September 7, 2018 | by James Greene, Jr.
Vulture ran a piece this week titled "The Joke I Most Regret" in which notable comedians discuss which part of their history fills them with hot buttered shame. "Weird Al" Yankovic leads off the article by discussing the fact certain "words and phrases" he used three decades ago have evolved into slurs.
"There are a couple songs in the '80s where I use the word 'midget,' which in the '80s was not that much of a slur," Yank says. "It was not a kind word, but it was not a slur. These days, I do not say that word. In fact, at one point on this tour, I sang the song that had that word in it and I stopped the whole band and just explained to the audience how language has evolved over time since I originally wrote the song — this whole diatribe about why I used the word then and I wouldn’t use it now. And then we resumed playing and ended the song. Language changes over time."

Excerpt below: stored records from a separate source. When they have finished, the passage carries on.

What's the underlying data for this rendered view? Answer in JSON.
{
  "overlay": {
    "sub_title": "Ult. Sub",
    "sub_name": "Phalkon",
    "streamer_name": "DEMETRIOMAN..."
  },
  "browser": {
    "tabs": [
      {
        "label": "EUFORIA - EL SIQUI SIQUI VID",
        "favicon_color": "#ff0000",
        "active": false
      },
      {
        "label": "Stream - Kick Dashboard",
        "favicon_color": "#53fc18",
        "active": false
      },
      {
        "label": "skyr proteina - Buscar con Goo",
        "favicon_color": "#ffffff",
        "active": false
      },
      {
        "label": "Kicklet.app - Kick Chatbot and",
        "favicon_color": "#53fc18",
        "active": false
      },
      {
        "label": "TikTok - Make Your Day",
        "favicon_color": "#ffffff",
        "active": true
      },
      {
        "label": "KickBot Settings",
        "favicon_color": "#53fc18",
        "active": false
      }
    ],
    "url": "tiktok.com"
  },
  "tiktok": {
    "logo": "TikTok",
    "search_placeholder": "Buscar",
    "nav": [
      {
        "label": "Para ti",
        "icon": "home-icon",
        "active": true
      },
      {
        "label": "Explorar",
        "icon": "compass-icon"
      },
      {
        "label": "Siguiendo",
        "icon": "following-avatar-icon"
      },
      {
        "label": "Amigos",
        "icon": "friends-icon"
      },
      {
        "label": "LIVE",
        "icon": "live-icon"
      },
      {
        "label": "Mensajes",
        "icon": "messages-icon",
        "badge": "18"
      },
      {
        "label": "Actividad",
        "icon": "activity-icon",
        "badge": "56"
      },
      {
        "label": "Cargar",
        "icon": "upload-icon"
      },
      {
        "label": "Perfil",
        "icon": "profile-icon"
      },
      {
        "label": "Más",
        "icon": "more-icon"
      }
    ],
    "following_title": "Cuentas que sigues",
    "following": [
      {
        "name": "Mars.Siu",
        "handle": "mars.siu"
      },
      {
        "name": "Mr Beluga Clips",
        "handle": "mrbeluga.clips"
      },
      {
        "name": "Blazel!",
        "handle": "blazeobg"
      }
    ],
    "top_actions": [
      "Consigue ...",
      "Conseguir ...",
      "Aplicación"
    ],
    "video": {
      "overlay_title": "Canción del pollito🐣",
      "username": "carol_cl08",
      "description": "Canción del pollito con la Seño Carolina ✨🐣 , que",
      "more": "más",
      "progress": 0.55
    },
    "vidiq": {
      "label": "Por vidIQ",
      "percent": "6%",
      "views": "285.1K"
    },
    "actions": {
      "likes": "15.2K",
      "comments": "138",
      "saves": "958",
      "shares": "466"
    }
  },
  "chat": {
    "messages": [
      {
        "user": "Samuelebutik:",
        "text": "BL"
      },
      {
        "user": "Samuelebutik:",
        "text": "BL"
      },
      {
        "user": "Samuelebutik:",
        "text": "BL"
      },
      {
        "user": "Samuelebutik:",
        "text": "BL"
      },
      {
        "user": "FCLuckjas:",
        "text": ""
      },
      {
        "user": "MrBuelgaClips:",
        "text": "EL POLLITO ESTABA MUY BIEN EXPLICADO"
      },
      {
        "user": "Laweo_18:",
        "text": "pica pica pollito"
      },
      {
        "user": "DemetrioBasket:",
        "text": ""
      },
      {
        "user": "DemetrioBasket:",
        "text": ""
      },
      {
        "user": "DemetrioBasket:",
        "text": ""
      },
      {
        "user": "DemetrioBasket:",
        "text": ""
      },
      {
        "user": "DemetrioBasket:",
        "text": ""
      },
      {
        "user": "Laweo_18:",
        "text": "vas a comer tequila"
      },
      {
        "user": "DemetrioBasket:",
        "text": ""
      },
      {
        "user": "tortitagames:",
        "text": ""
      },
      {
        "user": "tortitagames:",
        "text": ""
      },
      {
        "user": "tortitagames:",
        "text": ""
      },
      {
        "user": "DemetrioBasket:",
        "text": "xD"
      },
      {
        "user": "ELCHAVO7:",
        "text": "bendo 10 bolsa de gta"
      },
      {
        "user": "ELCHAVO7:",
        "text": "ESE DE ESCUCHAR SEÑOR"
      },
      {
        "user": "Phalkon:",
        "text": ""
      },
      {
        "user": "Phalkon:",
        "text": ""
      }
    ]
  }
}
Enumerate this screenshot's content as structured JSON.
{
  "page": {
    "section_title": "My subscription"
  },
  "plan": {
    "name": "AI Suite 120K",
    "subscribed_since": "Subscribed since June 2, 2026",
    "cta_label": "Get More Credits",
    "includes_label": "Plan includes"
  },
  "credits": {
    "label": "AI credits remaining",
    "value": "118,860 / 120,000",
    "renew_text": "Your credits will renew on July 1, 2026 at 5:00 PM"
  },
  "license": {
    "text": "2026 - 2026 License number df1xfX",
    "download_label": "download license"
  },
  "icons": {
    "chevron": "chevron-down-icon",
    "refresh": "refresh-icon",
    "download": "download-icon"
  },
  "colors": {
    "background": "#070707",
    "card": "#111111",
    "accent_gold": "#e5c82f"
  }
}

Al also mentions translating his work for foreign audiences, in the sense that many words that are "completely innocuous" here in the United States are "horrible slurs" elsewhere. "I try my best not to offend," the "Eat It" star says.
For the record, a couple years ago when Yankovic was asked about some of the racial stereotypes in his 1989 film UHF, the singer responded, "Certainly there are many things I would have done differently had I been writing a movie like that in current times..."
Thank you, "Weird Al," for growing with society.